(Dataset items)
Segment Open

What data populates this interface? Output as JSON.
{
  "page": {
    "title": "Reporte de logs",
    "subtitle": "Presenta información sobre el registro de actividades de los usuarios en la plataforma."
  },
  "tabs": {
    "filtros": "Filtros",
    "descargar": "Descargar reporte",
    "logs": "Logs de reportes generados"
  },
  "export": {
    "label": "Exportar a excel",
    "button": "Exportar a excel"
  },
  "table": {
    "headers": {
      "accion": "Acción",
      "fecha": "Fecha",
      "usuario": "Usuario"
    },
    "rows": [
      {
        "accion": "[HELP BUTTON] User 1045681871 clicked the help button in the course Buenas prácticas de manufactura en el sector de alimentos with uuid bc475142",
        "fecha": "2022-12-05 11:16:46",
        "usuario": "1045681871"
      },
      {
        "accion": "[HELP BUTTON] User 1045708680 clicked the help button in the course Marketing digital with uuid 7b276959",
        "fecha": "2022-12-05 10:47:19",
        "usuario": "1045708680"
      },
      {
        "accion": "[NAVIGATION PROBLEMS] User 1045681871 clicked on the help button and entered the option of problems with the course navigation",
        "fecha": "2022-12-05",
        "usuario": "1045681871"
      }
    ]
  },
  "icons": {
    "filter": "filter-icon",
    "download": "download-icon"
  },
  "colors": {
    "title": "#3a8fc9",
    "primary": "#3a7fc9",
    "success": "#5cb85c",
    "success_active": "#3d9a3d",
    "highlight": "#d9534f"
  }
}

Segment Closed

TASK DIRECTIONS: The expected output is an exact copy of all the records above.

RESULT FOR THIS TASK:
What data populates this interface? Output as JSON.
{
  "page": {
    "title": "Reporte de logs",
    "subtitle": "Presenta información sobre el registro de actividades de los usuarios en la plataforma."
  },
  "tabs": {
    "filtros": "Filtros",
    "descargar": "Descargar reporte",
    "logs": "Logs de reportes generados"
  },
  "export": {
    "label": "Exportar a excel",
    "button": "Exportar a excel"
  },
  "table": {
    "headers": {
      "accion": "Acción",
      "fecha": "Fecha",
      "usuario": "Usuario"
    },
    "rows": [
      {
        "accion": "[HELP BUTTON] User 1045681871 clicked the help button in the course Buenas prácticas de manufactura en el sector de alimentos with uuid bc475142",
        "fecha": "2022-12-05 11:16:46",
        "usuario": "1045681871"
      },
      {
        "accion": "[HELP BUTTON] User 1045708680 clicked the help button in the course Marketing digital with uuid 7b276959",
        "fecha": "2022-12-05 10:47:19",
        "usuario": "1045708680"
      },
      {
        "accion": "[NAVIGATION PROBLEMS] User 1045681871 clicked on the help button and entered the option of problems with the course navigation",
        "fecha": "2022-12-05",
        "usuario": "1045681871"
      }
    ]
  },
  "icons": {
    "filter": "filter-icon",
    "download": "download-icon"
  },
  "colors": {
    "title": "#3a8fc9",
    "primary": "#3a7fc9",
    "success": "#5cb85c",
    "success_active": "#3d9a3d",
    "highlight": "#d9534f"
  }
}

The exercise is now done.